The Malawian kwacha continued to depreciate against major trading currencies despite an increase in gross official foreign exchange reserves in the month of October.
According to the October Monthly Economic Review, the gross official foreign exchange reserves improved to $624.6 million dollars in October as compared to $533.4 million in September.
This is mainly because of funds the country received from the International Monetary Fund (IMF) to address spending needs enhanced by Covid-19.
The statement reads in part: “The increase in reserves in October reflected receipt of the second disbursement by the IMF under Rapid Credit Facility.”
Despite having good inflow of foreign exchange, the Malawi Kwacha continued to depreciate against the major trading currencies as was the case in the previous month.
Here is an overview of three of those: against the American Dollar, the kwacha lost 0.3 percent and traded at K759.47 against 1 dollar at end October, going to show the scarcity of foreign exchange against demand.
Meanwhile, against the British pound the kwacha depreciated by 1.5 percent and traded at K1015.11 per pound and this was due to strengthening of some trade agreement that had earlier weakened the pound.

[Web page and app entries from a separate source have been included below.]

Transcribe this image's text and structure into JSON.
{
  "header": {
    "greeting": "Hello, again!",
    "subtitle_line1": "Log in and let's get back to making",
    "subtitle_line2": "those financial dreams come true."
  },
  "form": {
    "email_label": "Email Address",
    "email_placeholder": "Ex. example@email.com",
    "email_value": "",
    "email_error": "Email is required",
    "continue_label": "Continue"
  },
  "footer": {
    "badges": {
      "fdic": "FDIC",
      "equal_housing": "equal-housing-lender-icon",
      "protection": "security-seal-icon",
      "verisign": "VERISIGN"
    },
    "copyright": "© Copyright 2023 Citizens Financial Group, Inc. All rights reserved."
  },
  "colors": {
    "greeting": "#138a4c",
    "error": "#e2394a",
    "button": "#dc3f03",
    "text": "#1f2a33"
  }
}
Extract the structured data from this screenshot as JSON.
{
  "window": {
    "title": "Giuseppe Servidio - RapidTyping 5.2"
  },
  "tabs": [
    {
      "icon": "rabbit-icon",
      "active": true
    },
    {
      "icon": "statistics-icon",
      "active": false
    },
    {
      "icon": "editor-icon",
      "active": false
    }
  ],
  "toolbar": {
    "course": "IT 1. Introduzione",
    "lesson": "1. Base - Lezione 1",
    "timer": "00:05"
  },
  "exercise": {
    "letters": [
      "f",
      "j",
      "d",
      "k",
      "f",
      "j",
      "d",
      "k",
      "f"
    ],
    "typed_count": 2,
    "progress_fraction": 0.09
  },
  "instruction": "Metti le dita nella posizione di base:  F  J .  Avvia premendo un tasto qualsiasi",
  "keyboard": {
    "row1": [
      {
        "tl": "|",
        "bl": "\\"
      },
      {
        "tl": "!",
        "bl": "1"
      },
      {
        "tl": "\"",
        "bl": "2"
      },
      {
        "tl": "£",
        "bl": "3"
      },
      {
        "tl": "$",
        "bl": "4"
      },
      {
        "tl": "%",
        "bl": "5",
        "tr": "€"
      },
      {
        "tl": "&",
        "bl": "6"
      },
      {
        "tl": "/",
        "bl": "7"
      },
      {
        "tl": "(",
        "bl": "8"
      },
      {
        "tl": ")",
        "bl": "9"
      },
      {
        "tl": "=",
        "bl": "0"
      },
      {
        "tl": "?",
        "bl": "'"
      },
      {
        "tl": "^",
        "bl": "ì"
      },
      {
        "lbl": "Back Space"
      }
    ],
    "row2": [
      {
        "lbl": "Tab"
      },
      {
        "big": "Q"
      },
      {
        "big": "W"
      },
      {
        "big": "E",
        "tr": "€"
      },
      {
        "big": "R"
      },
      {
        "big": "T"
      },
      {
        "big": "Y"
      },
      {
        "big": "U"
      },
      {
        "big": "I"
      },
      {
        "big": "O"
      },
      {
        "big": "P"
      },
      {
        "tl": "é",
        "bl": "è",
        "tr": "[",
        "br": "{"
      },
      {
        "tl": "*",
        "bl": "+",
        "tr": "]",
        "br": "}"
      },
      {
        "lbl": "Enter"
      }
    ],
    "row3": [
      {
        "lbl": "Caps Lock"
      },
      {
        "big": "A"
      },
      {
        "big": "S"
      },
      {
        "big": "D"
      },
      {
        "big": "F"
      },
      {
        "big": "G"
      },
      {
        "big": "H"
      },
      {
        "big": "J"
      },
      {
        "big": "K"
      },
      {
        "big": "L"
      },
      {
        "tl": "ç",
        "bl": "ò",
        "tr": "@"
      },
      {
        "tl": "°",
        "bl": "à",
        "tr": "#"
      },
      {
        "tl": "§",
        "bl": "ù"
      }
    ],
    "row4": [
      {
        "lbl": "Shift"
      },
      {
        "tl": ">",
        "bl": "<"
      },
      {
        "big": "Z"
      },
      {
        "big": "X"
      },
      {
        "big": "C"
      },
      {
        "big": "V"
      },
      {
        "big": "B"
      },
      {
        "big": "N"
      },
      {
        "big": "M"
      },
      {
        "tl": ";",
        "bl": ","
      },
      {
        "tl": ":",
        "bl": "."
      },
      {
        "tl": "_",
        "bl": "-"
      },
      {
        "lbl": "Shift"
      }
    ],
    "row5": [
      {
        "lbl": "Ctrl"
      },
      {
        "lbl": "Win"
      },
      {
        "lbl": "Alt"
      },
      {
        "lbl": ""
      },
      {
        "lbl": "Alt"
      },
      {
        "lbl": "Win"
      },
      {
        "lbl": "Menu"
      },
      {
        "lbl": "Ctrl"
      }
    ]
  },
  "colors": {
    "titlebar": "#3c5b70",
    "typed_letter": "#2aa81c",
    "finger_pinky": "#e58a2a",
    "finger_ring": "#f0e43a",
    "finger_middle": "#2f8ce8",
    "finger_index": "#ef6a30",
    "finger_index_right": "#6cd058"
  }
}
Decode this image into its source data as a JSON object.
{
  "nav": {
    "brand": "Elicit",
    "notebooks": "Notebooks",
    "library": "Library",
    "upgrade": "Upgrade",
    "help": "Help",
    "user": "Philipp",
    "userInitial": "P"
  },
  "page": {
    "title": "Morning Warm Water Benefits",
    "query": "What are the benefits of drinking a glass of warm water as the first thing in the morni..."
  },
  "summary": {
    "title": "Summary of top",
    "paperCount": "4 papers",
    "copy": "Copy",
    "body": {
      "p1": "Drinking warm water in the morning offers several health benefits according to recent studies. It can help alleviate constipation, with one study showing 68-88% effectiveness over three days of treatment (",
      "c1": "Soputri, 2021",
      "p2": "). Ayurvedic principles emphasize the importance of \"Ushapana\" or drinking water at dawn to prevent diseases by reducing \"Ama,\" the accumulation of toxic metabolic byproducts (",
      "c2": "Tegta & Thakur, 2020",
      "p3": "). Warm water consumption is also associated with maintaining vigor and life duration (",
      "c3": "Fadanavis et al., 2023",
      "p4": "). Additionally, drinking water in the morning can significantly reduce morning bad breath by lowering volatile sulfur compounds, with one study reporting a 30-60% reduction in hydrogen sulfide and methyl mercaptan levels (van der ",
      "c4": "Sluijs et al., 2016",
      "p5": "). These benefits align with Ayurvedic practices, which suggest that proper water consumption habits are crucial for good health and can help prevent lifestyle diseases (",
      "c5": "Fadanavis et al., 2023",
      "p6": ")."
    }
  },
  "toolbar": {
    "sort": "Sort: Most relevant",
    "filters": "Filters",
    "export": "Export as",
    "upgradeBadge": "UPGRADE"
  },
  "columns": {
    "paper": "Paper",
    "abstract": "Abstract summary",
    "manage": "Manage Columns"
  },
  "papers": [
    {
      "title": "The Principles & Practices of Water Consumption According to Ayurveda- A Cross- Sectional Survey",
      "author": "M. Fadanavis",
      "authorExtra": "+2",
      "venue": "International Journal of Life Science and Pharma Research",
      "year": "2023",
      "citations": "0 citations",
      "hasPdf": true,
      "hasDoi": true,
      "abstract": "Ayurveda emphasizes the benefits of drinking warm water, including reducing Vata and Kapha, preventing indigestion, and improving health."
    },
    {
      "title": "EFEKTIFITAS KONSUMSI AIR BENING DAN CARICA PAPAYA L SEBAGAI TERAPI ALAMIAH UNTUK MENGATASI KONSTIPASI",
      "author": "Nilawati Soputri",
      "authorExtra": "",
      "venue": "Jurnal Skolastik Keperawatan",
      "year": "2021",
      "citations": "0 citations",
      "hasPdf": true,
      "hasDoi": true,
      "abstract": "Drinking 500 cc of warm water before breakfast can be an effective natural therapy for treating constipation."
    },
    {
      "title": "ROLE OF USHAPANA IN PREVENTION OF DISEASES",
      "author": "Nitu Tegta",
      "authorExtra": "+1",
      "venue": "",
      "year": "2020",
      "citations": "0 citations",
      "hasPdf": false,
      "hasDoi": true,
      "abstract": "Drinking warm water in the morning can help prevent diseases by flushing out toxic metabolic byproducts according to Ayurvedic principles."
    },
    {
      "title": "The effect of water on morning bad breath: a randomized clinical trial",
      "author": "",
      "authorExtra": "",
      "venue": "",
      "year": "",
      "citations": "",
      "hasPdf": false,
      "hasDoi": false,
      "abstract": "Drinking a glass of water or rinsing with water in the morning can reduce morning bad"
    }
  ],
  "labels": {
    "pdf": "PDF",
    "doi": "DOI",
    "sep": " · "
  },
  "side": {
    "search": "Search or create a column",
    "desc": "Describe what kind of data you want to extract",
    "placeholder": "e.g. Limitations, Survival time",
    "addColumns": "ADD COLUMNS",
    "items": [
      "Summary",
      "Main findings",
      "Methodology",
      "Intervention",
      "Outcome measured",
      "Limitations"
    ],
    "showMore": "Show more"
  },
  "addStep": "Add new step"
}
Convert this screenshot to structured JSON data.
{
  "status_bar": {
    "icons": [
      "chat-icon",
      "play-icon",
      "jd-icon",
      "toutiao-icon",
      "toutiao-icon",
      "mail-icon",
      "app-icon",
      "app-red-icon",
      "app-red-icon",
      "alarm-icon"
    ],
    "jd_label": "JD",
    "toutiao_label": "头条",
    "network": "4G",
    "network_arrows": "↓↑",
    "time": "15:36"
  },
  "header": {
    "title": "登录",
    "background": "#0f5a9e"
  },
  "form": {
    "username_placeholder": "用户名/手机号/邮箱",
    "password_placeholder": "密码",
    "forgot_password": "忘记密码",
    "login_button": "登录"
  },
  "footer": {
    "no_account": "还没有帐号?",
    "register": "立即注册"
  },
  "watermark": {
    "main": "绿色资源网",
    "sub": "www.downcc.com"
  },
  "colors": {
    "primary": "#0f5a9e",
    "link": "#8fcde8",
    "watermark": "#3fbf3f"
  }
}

Last but not least in the Southern African Development Community (SADC) region the kwacha depreciated bay 3.9 percent against the South African Rand trading at K49.18.